Tuesday’s sausage toes (left) and Wednesday’s deep bruises and hot spots (center and right)
Thursday, I left the splint off most of the day but stayed off my feet.
Friday before and after seeing the podiatrist
Frustration 6: I’m told what I already know and pay for the privilege. On Friday, I finally got in to see the podiatrist. As I relayed the whole story, the podiatrist is nodding her head in that standard medical school bedside manner way, then says she knows that particular step well and she’s seen more than one patient who has fallen down it.
The podiatrist took one look at the x-rays from Monday and declared that since they were “old,” she needed new x-rays. I hobbled across the office to the x-ray machine, still wearing the splint. I asked if I should remove the splint, but was assured it wouldn’t matter.
It did. As soon as I had returned to the exam room, I had to remove the splint and hobble back across the office for a second set (third, really) x-rays. Very graciously, I was told I wouldn’t be charged for those. I should hope not! It wasn’t my mistake. The official diagnosis was “Yep, it’s broken.” Ya think?! I now have this lovely boot for the next four weeks at least and extremely limited activity. Those air-walker boots are heavy and expensive. CHA-CHING!
I made a futile attempt to get permission to do some sort of exercise, but the podiatrist shook her head and chuckled before declaring, “No!” I wouldn’t be a crazy runner type if I didn’t try, right?

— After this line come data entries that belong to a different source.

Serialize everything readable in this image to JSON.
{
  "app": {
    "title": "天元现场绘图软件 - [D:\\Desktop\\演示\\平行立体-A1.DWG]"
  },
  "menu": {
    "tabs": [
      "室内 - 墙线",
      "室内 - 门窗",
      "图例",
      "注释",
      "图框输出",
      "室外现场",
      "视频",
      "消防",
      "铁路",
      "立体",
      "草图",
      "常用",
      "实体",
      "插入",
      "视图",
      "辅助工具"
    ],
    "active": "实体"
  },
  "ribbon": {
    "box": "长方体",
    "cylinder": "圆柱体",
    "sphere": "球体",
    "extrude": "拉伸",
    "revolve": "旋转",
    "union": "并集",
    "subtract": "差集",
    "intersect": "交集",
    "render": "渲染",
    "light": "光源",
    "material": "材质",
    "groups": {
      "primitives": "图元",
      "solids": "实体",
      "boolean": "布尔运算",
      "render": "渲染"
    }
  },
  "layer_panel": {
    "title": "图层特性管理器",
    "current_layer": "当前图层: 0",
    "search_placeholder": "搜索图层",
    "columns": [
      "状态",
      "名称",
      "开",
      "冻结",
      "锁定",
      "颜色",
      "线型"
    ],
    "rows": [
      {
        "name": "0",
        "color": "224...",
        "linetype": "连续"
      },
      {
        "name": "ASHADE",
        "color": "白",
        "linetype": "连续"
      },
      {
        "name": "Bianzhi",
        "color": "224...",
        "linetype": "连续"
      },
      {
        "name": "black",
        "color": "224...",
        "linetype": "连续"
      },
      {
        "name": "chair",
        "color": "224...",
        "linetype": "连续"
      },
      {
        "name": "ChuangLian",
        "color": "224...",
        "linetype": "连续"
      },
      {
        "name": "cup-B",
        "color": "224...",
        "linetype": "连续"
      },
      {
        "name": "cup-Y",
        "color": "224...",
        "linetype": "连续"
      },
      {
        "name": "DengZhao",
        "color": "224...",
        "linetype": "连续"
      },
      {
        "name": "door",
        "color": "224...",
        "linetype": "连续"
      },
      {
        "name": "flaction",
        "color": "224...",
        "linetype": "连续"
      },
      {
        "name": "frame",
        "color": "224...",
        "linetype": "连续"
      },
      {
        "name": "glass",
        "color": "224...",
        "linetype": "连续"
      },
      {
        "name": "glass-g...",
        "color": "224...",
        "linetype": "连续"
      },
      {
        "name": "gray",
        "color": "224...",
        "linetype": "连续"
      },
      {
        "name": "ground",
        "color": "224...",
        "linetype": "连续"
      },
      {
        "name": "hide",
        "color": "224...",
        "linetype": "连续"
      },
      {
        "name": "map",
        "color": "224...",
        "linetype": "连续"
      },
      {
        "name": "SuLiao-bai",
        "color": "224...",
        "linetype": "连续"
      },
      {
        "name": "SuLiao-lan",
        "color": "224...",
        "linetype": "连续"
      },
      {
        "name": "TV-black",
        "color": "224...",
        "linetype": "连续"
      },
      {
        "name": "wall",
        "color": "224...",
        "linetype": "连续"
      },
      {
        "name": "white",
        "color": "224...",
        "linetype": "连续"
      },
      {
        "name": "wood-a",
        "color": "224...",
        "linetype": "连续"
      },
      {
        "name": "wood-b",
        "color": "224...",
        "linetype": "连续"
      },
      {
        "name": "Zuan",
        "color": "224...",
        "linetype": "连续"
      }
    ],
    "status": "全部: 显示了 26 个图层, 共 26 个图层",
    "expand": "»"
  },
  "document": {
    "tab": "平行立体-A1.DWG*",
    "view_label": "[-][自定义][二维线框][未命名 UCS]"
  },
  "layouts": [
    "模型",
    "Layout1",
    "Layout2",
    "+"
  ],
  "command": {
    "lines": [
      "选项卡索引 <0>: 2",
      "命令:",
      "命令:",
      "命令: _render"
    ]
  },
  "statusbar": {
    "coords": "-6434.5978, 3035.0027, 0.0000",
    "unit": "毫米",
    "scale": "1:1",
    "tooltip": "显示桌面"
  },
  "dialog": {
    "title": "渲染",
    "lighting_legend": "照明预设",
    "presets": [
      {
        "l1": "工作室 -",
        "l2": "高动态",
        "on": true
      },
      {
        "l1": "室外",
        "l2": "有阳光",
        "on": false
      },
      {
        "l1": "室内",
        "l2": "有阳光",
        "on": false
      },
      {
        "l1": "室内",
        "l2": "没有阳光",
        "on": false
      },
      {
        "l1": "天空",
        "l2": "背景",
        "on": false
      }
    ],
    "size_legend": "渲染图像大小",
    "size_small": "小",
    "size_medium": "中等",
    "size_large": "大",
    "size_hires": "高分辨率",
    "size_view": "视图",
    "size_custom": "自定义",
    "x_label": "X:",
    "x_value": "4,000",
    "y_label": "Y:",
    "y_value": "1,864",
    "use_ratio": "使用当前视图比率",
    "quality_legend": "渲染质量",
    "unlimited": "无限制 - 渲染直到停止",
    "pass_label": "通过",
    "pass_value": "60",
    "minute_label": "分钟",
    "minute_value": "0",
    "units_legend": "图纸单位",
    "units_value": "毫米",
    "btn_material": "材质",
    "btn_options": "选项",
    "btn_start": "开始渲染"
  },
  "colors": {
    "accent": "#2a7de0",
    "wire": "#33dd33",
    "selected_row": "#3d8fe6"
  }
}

Frustration 7: I’m going nuts. For four weeks, I must hobble around in the boot and do no weight-bearing activity. No running. No walking. No swimming. No biking. No lower body weights. No yoga. I guess I could do yoga that doesn’t require the use of my feet, but that’s not much yoga. I can feel my fitness slipping away and I can’t stand being so still. I will be a good patient and wear the boot and keep off my foot as much as possible. I will not risk not being able to run.
Two Weeks Post-Break and One Week with the Boot
I confess. I made it two weeks post-break/one week post-boot before the lack of exercise became too much, mostly because my sleep pattern went to hell, yet left me feeling utterly exhausted. I started 10-20 minutes on the recumbent bike, in the boot. Then I started gentle yoga classes, in the boot. And walking rather slowly on the treadmill, in the boot. As of right now, I’m three and half weeks post-break. I’m still wearing the boot even though I can put normal shuffling around the house pressure on my foot without pain. My foot does feel fatigued rather quickly (hello atrophied muscles).
I adjust my goals. At the beginning of this year, my race goals were a 5K a month and 6 half marathons. I adjusted that when I decide on a 50K in September/October, dropping some of the 5Ks since they would interfere with my training plan. When I see the podiatrist on the 15th, I hope to hear good news. I still have race goals, even if they aren’t quite the same as they were s few weeks ago!